-- DATA FOR REVIEW follows --

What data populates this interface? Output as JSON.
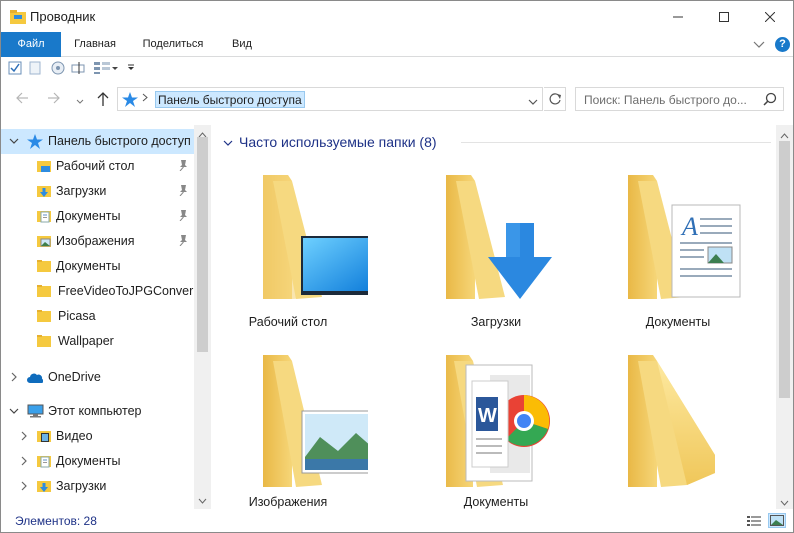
{
  "window": {
    "title": "Проводник"
  },
  "ribbon": {
    "tabs": [
      {
        "label": "Файл"
      },
      {
        "label": "Главная"
      },
      {
        "label": "Поделиться"
      },
      {
        "label": "Вид"
      }
    ],
    "help_label": "?"
  },
  "address": {
    "breadcrumb": "Панель быстрого доступа",
    "search_placeholder": "Поиск: Панель быстрого до..."
  },
  "nav_pane": {
    "quick_access": "Панель быстрого доступ",
    "items": [
      {
        "label": "Рабочий стол",
        "pinned": true
      },
      {
        "label": "Загрузки",
        "pinned": true
      },
      {
        "label": "Документы",
        "pinned": true
      },
      {
        "label": "Изображения",
        "pinned": true
      },
      {
        "label": "Документы",
        "pinned": false
      },
      {
        "label": "FreeVideoToJPGConver",
        "pinned": false
      },
      {
        "label": "Picasa",
        "pinned": false
      },
      {
        "label": "Wallpaper",
        "pinned": false
      }
    ],
    "onedrive": "OneDrive",
    "this_pc": "Этот компьютер",
    "pc_items": [
      {
        "label": "Видео"
      },
      {
        "label": "Документы"
      },
      {
        "label": "Загрузки"
      }
    ]
  },
  "content": {
    "group_title": "Часто используемые папки (8)",
    "folders": [
      {
        "label": "Рабочий стол",
        "icon": "desktop-folder-icon"
      },
      {
        "label": "Загрузки",
        "icon": "downloads-folder-icon"
      },
      {
        "label": "Документы",
        "icon": "documents-folder-icon"
      },
      {
        "label": "Изображения",
        "icon": "pictures-folder-icon"
      },
      {
        "label": "Документы",
        "icon": "office-documents-folder-icon"
      },
      {
        "label": "",
        "icon": "plain-folder-icon"
      }
    ]
  },
  "status": {
    "items_count": "Элементов: 28"
  },
  "colors": {
    "accent": "#1979ca",
    "selection": "#cce8ff",
    "folder": "#f8d775",
    "link": "#1e3287"
  }
}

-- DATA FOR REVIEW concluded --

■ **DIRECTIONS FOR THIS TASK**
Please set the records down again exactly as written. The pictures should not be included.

■ **YOUR SOLUTION**
What data populates this interface? Output as JSON.
{
  "window": {
    "title": "Проводник"
  },
  "ribbon": {
    "tabs": [
      {
        "label": "Файл"
      },
      {
        "label": "Главная"
      },
      {
        "label": "Поделиться"
      },
      {
        "label": "Вид"
      }
    ],
    "help_label": "?"
  },
  "address": {
    "breadcrumb": "Панель быстрого доступа",
    "search_placeholder": "Поиск: Панель быстрого до..."
  },
  "nav_pane": {
    "quick_access": "Панель быстрого доступ",
    "items": [
      {
        "label": "Рабочий стол",
        "pinned": true
      },
      {
        "label": "Загрузки",
        "pinned": true
      },
      {
        "label": "Документы",
        "pinned": true
      },
      {
        "label": "Изображения",
        "pinned": true
      },
      {
        "label": "Документы",
        "pinned": false
      },
      {
        "label": "FreeVideoToJPGConver",
        "pinned": false
      },
      {
        "label": "Picasa",
        "pinned": false
      },
      {
        "label": "Wallpaper",
        "pinned": false
      }
    ],
    "onedrive": "OneDrive",
    "this_pc": "Этот компьютер",
    "pc_items": [
      {
        "label": "Видео"
      },
      {
        "label": "Документы"
      },
      {
        "label": "Загрузки"
      }
    ]
  },
  "content": {
    "group_title": "Часто используемые папки (8)",
    "folders": [
      {
        "label": "Рабочий стол",
        "icon": "desktop-folder-icon"
      },
      {
        "label": "Загрузки",
        "icon": "downloads-folder-icon"
      },
      {
        "label": "Документы",
        "icon": "documents-folder-icon"
      },
      {
        "label": "Изображения",
        "icon": "pictures-folder-icon"
      },
      {
        "label": "Документы",
        "icon": "office-documents-folder-icon"
      },
      {
        "label": "",
        "icon": "plain-folder-icon"
      }
    ]
  },
  "status": {
    "items_count": "Элементов: 28"
  },
  "colors": {
    "accent": "#1979ca",
    "selection": "#cce8ff",
    "folder": "#f8d775",
    "link": "#1e3287"
  }
}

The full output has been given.